(DATA LISTING Opens)
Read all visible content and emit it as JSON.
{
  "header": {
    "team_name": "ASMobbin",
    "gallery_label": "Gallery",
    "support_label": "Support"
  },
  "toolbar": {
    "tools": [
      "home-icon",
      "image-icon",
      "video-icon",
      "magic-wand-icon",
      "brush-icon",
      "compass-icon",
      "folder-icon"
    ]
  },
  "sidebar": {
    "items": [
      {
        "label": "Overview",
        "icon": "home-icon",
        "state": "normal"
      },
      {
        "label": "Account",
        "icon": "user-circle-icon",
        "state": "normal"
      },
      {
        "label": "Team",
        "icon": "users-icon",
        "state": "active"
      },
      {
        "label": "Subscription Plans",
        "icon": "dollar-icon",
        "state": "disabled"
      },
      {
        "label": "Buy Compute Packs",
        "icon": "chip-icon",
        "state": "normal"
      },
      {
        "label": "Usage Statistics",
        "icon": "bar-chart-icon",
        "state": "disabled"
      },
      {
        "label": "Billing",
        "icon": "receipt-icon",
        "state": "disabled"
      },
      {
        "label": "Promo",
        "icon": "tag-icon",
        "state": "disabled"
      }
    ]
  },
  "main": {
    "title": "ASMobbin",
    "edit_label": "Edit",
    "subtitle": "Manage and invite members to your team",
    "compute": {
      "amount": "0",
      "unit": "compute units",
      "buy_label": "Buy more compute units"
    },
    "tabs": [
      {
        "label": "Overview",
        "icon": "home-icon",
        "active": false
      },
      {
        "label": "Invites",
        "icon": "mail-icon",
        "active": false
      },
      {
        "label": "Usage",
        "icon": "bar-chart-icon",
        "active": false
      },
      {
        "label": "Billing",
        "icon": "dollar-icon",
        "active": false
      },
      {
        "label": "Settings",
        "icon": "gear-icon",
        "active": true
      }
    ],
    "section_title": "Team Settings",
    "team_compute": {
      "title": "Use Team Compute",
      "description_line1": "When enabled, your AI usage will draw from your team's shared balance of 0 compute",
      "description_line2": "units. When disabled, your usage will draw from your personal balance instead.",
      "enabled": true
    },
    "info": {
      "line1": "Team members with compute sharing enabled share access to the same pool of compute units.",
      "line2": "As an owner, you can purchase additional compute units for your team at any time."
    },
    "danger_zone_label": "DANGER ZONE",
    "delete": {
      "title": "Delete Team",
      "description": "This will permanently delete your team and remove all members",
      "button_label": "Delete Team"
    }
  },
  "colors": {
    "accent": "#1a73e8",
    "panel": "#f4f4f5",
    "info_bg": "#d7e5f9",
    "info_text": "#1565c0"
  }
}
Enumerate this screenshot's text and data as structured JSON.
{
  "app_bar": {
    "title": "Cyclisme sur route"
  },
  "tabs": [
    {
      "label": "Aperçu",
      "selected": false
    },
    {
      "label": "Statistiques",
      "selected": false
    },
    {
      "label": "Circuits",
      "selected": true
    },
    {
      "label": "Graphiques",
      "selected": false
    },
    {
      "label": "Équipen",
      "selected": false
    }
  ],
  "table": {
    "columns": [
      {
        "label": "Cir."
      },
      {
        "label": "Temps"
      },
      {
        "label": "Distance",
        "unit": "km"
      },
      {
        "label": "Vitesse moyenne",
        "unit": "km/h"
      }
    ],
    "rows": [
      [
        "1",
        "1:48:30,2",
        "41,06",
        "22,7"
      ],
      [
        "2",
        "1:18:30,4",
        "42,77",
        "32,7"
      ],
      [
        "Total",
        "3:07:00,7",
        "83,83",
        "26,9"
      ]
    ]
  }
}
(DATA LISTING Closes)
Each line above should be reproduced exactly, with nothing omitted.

Read all visible content and emit it as JSON.
{
  "header": {
    "team_name": "ASMobbin",
    "gallery_label": "Gallery",
    "support_label": "Support"
  },
  "toolbar": {
    "tools": [
      "home-icon",
      "image-icon",
      "video-icon",
      "magic-wand-icon",
      "brush-icon",
      "compass-icon",
      "folder-icon"
    ]
  },
  "sidebar": {
    "items": [
      {
        "label": "Overview",
        "icon": "home-icon",
        "state": "normal"
      },
      {
        "label": "Account",
        "icon": "user-circle-icon",
        "state": "normal"
      },
      {
        "label": "Team",
        "icon": "users-icon",
        "state": "active"
      },
      {
        "label": "Subscription Plans",
        "icon": "dollar-icon",
        "state": "disabled"
      },
      {
        "label": "Buy Compute Packs",
        "icon": "chip-icon",
        "state": "normal"
      },
      {
        "label": "Usage Statistics",
        "icon": "bar-chart-icon",
        "state": "disabled"
      },
      {
        "label": "Billing",
        "icon": "receipt-icon",
        "state": "disabled"
      },
      {
        "label": "Promo",
        "icon": "tag-icon",
        "state": "disabled"
      }
    ]
  },
  "main": {
    "title": "ASMobbin",
    "edit_label": "Edit",
    "subtitle": "Manage and invite members to your team",
    "compute": {
      "amount": "0",
      "unit": "compute units",
      "buy_label": "Buy more compute units"
    },
    "tabs": [
      {
        "label": "Overview",
        "icon": "home-icon",
        "active": false
      },
      {
        "label": "Invites",
        "icon": "mail-icon",
        "active": false
      },
      {
        "label": "Usage",
        "icon": "bar-chart-icon",
        "active": false
      },
      {
        "label": "Billing",
        "icon": "dollar-icon",
        "active": false
      },
      {
        "label": "Settings",
        "icon": "gear-icon",
        "active": true
      }
    ],
    "section_title": "Team Settings",
    "team_compute": {
      "title": "Use Team Compute",
      "description_line1": "When enabled, your AI usage will draw from your team's shared balance of 0 compute",
      "description_line2": "units. When disabled, your usage will draw from your personal balance instead.",
      "enabled": true
    },
    "info": {
      "line1": "Team members with compute sharing enabled share access to the same pool of compute units.",
      "line2": "As an owner, you can purchase additional compute units for your team at any time."
    },
    "danger_zone_label": "DANGER ZONE",
    "delete": {
      "title": "Delete Team",
      "description": "This will permanently delete your team and remove all members",
      "button_label": "Delete Team"
    }
  },
  "colors": {
    "accent": "#1a73e8",
    "panel": "#f4f4f5",
    "info_bg": "#d7e5f9",
    "info_text": "#1565c0"
  }
}
Enumerate this screenshot's text and data as structured JSON.
{
  "app_bar": {
    "title": "Cyclisme sur route"
  },
  "tabs": [
    {
      "label": "Aperçu",
      "selected": false
    },
    {
      "label": "Statistiques",
      "selected": false
    },
    {
      "label": "Circuits",
      "selected": true
    },
    {
      "label": "Graphiques",
      "selected": false
    },
    {
      "label": "Équipen",
      "selected": false
    }
  ],
  "table": {
    "columns": [
      {
        "label": "Cir."
      },
      {
        "label": "Temps"
      },
      {
        "label": "Distance",
        "unit": "km"
      },
      {
        "label": "Vitesse moyenne",
        "unit": "km/h"
      }
    ],
    "rows": [
      [
        "1",
        "1:48:30,2",
        "41,06",
        "22,7"
      ],
      [
        "2",
        "1:18:30,4",
        "42,77",
        "32,7"
      ],
      [
        "Total",
        "3:07:00,7",
        "83,83",
        "26,9"
      ]
    ]
  }
}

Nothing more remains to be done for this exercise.